Required work: Bring together every line in the data that includes "favicon".

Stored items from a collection
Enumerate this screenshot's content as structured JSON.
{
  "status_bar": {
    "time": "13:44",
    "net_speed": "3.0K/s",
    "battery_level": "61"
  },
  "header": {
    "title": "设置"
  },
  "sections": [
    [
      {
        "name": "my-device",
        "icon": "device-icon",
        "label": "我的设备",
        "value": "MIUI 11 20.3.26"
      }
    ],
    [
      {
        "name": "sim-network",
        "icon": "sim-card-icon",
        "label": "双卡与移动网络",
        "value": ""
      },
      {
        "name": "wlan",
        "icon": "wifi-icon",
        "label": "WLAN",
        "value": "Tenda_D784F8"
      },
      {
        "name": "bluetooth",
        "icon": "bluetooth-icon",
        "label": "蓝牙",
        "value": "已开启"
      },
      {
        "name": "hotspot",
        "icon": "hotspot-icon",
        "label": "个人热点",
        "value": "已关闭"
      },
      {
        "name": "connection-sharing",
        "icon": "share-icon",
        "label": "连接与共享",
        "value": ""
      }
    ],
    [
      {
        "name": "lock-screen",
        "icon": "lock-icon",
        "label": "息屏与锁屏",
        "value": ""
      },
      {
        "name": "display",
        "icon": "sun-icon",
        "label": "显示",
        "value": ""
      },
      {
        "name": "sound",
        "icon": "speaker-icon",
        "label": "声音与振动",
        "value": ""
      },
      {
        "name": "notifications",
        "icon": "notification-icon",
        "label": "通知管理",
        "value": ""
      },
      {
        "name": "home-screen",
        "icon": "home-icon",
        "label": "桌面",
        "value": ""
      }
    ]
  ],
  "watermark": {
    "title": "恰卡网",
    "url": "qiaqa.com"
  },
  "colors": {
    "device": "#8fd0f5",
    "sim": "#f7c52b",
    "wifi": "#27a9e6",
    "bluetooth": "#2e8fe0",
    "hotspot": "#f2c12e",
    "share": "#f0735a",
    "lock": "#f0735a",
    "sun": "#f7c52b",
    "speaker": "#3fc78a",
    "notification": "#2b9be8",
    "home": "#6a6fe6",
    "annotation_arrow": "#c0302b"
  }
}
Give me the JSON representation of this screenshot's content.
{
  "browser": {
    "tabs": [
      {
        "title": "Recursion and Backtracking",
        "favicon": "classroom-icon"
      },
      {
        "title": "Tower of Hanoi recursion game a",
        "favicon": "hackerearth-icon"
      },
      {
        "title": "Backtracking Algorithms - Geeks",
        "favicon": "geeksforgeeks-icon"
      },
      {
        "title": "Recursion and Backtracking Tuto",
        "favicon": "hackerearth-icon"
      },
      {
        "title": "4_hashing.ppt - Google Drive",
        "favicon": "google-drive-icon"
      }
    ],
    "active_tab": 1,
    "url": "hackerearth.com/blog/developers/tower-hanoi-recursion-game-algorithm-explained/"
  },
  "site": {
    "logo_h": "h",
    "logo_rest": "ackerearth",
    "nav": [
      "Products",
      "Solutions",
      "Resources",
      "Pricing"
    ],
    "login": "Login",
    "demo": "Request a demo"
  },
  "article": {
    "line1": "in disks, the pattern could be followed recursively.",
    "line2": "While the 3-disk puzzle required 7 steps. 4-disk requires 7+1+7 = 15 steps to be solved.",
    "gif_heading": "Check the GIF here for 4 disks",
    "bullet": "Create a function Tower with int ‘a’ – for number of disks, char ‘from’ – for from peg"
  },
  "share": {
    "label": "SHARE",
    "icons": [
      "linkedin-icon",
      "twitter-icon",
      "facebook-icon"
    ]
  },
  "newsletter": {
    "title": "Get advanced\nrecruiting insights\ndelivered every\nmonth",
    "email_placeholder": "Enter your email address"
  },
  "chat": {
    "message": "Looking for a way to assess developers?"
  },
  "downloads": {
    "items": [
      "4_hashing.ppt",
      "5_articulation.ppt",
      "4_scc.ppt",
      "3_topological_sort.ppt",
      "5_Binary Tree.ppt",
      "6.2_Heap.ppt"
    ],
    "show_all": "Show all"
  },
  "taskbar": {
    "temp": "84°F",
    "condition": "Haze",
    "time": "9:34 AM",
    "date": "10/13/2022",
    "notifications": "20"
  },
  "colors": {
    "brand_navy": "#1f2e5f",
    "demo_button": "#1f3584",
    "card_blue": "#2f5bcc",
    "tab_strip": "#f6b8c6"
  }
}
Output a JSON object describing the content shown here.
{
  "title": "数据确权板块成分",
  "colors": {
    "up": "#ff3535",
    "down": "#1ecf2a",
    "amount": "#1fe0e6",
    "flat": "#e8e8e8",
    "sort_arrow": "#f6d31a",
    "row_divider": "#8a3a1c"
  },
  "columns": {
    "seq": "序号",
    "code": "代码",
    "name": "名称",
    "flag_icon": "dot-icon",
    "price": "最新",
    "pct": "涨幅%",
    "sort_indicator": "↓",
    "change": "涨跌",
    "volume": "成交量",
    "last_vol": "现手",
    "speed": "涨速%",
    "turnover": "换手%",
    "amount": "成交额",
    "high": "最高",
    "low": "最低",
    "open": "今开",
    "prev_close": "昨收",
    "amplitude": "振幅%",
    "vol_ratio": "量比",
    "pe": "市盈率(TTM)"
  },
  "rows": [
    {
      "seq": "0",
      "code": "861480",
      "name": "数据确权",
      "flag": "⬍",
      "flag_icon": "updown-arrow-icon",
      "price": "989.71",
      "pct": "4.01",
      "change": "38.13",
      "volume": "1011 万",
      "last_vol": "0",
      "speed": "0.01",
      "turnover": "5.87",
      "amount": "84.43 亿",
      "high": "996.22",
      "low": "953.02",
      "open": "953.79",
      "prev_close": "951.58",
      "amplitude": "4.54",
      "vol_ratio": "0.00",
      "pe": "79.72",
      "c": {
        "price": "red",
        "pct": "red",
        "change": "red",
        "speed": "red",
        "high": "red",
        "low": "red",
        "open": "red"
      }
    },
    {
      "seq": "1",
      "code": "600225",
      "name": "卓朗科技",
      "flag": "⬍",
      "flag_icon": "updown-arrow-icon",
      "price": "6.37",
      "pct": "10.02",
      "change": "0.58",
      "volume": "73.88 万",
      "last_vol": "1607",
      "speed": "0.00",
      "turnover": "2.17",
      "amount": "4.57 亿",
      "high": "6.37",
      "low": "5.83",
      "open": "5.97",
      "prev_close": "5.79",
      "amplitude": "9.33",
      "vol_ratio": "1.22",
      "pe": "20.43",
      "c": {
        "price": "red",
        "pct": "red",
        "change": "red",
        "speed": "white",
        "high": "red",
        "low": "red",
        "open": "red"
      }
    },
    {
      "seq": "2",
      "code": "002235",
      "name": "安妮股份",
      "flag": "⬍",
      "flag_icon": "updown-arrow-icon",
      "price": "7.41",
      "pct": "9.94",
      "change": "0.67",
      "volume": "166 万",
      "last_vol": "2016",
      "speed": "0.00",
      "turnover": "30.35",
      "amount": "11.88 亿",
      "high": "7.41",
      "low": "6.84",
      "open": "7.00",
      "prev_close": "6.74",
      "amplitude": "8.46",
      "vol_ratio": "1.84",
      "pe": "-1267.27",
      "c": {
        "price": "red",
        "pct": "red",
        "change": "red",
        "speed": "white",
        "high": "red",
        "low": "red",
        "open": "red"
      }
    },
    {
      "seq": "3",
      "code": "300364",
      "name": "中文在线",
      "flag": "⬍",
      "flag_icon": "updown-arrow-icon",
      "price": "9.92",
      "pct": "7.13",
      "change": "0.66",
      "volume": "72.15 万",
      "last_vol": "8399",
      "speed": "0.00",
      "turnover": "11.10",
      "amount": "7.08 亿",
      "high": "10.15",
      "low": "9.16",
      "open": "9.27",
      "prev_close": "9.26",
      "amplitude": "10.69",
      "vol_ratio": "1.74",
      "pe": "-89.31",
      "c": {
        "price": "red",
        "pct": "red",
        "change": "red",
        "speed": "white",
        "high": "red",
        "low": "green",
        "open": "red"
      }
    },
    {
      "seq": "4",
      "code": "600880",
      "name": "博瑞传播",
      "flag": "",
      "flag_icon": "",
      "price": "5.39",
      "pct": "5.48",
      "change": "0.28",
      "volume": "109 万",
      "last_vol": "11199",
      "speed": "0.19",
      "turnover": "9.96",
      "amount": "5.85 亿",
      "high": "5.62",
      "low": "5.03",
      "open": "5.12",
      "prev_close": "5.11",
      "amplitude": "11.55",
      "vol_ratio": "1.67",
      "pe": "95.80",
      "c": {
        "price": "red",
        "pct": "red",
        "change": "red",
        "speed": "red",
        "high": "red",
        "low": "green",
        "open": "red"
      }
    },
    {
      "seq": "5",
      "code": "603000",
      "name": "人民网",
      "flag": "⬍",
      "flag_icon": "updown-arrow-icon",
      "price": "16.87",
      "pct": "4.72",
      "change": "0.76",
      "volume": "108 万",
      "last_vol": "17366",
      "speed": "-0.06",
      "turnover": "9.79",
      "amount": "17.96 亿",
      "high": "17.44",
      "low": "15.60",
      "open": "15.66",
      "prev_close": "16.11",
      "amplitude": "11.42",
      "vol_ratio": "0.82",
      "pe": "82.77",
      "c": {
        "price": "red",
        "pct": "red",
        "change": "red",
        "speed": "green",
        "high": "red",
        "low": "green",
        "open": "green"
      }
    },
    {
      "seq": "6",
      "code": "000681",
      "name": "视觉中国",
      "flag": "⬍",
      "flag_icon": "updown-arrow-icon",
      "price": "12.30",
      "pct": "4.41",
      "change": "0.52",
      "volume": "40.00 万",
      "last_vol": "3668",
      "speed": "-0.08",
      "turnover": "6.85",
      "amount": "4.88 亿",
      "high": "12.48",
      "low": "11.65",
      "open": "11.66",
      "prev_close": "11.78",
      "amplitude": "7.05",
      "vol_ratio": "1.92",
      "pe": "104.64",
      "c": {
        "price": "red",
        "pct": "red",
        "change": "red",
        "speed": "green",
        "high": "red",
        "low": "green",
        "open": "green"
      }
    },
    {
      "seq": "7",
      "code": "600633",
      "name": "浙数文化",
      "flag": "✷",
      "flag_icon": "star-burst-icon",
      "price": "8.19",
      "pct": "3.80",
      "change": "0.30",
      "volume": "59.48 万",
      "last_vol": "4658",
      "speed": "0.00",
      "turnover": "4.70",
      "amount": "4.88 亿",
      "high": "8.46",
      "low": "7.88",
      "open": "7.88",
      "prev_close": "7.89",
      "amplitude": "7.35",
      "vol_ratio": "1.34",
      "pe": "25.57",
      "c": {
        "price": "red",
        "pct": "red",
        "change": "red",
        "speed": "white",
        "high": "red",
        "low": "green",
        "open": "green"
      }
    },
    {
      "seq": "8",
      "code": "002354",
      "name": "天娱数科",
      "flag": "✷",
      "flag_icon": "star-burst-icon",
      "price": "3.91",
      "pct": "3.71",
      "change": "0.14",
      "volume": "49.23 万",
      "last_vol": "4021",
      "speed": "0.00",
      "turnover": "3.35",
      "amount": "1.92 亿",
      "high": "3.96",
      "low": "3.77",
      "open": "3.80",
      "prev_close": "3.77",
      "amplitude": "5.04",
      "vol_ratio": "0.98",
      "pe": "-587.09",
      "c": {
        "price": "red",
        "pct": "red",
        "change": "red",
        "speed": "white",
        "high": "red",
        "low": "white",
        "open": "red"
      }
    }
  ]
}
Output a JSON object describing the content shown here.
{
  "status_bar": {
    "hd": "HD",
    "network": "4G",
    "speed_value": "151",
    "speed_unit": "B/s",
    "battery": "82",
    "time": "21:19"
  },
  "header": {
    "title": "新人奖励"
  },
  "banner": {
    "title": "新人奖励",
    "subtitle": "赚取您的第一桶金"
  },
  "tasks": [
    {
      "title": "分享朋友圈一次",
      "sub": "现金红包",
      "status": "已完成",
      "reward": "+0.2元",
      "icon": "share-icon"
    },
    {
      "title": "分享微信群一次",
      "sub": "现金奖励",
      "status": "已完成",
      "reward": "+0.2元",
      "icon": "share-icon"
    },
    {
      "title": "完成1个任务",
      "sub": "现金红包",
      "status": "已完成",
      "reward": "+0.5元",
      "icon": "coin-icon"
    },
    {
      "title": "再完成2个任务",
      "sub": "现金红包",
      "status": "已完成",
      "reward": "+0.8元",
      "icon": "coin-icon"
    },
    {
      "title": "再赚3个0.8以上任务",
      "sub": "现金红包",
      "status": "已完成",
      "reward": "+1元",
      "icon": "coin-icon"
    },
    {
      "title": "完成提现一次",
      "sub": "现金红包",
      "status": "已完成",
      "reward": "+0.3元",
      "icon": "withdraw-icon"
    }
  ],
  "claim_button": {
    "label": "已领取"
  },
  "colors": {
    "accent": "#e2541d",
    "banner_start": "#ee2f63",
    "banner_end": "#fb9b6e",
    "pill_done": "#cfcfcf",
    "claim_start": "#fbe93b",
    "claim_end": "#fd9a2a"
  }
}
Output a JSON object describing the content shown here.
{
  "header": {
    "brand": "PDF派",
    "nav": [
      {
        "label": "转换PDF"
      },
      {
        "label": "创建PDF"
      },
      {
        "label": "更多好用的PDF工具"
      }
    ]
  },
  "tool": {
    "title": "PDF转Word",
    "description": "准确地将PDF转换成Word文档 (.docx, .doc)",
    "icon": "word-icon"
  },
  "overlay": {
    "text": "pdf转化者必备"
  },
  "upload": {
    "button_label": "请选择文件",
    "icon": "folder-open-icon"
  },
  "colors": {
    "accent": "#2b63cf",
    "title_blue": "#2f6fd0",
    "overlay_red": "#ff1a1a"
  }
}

Answer:
        "favicon": "classroom-icon"
        "favicon": "hackerearth-icon"
        "favicon": "geeksforgeeks-icon"
        "favicon": "hackerearth-icon"
        "favicon": "google-drive-icon"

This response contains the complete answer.